It’s December 1st! And that means a new year of Advent calendars. Advent calendars (Adventskalender) date back to Lutherans in 19th Century Germany, where they were (and are) used to count down the days until Christmas. In our case, December 1st means chocolate advent calendars. There are some enticing looking varieties out there. But I’m going to opt for something a bit more low-key. Cost Plus World Market sells some good varieties from Deutschland for less than 5 bucks.
December 1st is also the traditional start date for Weihnachtsmärkte, Austrian and German outdoor holiday markets. According to Wikipedia, Vienna’s market is the oldest and dates back to 1294. This past weekend we had the fortune to go to Chicago’s very own Weihnachtsmärkte, the Christkindlmarket. The long-running market takes place at Daley Plaza in the heart of Chicago’s Loop and contains a giant Christmas Tree and tons of booths chock full of German handicrafts and food (like the Bavarian steins above). The Market runs through the 24th so there is still plenty of time to get festive.
3601 N Southport Ave
A stone’s throw from Wrigley Field.

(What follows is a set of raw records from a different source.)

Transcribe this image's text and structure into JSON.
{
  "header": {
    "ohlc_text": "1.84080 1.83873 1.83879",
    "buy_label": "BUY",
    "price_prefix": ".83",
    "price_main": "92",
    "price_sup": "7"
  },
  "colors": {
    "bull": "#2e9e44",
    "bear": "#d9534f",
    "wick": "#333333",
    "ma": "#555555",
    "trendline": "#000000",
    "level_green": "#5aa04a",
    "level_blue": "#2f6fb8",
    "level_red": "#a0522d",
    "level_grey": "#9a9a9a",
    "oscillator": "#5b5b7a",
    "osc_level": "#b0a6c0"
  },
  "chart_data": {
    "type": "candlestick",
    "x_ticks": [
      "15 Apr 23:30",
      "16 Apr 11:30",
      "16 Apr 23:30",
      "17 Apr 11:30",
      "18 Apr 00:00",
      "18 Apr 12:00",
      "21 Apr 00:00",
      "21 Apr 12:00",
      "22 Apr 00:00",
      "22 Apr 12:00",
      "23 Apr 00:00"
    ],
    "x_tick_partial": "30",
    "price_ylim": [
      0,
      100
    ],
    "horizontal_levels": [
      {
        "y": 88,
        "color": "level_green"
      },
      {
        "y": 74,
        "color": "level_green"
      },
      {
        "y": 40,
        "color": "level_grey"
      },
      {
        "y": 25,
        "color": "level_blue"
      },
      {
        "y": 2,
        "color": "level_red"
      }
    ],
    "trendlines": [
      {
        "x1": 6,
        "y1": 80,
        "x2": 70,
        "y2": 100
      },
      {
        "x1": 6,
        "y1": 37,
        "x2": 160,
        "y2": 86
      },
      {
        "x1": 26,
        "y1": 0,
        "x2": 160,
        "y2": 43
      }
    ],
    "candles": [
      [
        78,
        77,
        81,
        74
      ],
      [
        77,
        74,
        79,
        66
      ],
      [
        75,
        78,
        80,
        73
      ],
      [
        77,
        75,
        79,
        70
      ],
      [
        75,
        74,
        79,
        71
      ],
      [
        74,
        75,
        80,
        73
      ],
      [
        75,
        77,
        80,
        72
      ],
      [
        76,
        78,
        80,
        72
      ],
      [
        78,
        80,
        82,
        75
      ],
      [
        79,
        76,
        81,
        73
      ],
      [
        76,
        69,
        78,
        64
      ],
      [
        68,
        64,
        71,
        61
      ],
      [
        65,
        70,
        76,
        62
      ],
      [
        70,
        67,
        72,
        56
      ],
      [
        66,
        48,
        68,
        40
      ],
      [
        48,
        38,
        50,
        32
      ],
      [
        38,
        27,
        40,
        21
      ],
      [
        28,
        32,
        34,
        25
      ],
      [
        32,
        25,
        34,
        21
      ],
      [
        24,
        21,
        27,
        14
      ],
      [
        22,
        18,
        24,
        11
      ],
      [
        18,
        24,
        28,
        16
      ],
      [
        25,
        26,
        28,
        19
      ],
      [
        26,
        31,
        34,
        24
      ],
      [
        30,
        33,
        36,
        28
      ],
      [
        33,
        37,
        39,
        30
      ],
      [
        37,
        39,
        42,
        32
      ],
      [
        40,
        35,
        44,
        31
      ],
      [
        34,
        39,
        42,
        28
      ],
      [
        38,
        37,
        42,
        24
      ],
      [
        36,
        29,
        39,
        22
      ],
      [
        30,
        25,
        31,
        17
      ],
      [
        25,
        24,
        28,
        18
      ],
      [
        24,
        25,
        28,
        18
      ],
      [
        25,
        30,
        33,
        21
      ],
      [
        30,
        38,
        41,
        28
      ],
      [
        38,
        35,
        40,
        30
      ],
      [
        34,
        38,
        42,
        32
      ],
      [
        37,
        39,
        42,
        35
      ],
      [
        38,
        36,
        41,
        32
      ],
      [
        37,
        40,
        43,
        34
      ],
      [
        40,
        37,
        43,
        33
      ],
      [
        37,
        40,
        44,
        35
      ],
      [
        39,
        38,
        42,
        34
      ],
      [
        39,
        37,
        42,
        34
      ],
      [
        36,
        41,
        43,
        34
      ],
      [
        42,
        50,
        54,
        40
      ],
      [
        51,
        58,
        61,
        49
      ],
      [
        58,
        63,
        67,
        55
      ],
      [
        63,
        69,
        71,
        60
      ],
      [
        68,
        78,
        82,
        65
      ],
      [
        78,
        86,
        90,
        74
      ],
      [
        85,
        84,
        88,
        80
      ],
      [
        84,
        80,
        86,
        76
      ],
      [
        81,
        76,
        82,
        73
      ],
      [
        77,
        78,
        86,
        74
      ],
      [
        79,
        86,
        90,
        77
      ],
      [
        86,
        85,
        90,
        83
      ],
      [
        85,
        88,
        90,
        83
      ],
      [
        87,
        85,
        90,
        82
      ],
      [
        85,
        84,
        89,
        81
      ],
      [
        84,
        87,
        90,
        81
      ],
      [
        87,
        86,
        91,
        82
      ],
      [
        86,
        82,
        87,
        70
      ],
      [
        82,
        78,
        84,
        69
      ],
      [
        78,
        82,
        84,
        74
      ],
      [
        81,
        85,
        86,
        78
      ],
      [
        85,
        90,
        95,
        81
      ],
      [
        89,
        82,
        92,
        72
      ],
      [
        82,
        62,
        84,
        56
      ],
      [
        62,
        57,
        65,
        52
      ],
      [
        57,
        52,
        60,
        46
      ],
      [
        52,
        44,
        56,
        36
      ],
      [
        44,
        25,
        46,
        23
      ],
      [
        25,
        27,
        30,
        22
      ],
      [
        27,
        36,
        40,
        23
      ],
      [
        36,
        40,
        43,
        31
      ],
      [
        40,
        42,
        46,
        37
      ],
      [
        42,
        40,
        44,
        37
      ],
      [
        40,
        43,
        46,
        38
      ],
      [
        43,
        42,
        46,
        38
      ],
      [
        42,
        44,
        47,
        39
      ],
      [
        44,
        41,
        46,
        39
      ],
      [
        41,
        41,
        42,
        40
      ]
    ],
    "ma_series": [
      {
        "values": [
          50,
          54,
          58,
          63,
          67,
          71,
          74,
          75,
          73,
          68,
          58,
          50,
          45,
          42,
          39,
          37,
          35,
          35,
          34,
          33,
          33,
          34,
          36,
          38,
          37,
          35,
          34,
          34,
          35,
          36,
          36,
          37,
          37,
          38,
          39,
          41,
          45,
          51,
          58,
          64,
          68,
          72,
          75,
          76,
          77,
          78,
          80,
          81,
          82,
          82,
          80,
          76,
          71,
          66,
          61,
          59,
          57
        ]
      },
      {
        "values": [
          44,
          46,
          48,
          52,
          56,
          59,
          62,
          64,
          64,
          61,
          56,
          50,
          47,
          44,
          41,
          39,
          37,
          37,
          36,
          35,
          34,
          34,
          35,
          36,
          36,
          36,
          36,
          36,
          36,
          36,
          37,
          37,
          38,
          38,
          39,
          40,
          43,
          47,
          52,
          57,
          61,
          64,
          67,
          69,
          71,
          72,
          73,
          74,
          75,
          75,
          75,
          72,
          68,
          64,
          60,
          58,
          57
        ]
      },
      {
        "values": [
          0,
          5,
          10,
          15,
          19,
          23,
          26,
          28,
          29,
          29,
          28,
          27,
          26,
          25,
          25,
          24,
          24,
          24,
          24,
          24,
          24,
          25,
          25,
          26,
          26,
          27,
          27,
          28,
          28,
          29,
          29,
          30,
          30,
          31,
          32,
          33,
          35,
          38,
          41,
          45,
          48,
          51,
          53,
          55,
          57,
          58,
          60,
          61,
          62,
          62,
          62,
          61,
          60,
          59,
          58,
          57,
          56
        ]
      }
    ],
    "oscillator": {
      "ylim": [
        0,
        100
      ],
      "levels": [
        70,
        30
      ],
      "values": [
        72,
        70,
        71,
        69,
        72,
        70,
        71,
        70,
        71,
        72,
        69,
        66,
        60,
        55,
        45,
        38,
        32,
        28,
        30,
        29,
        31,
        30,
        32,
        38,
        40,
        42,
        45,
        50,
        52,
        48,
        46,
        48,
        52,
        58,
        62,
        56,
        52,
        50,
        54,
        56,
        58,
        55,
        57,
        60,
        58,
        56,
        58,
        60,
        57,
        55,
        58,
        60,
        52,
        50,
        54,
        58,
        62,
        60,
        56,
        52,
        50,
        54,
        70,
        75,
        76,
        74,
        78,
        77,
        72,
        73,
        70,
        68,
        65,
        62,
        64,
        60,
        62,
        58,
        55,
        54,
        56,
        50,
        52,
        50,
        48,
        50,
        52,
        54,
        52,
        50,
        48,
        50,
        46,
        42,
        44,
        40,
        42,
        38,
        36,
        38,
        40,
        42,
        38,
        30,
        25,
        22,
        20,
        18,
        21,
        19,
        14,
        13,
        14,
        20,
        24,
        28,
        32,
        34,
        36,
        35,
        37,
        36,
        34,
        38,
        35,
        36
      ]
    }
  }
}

Julius Meinl is a little taste of Vienna right in Chicago. Julius Meinl is an Austrian company known for their coffee blends (and unique logo), and this cozy cafe is their only American outpost. You can either take out coffee and tea drinks to go, or dine in on a menu of American and European fare. The drink menu is stunningly comprehensive and extensive, featuring Meinl’s artisan coffee blends as well as specialty drinks like Black Forest Mocha ($4.45) and Vienna Eiskaffe ($2.95), a blend of espresso and vanilla ice cream. If you are eating in, there is table service at an ample seating area. Meinl has an extensive breakfast menu as well as soups and sandwiches. The European portion of the menu includes Spätzle, Crepes and Austrian goulash. A favorite off the American portion of the menu is the Chicken Salad Sandwich with grapes, apricots, walnuts and Tarragon dressing. The sandwich comes on hearty walnut wheat bread, with a small micro-green salad ($7.95).
However, perhaps the most enticing part of Julius Meinl are the desserts. You can scope out the goods, baked in-house, in the glass case at the counter, ranging from about $4-6. If you like chocolate, you won’t be disappointed. The Viennese Torte is an excellent mix of bittersweet chocolate and apricot jam, as is the Mohr Im Hemd – a chocolate cake with a molten chocolate center. The service is a bit erratic, unfortunately, but the surroundings are comfortable. If you’re ever around Wrigley Field, looking for a relaxing lunch or a cup of joe, Julius Meinl is a great alternative to the ho-hum Starbucks or Corner Bakery. Come for the coffee, stay for the dessert.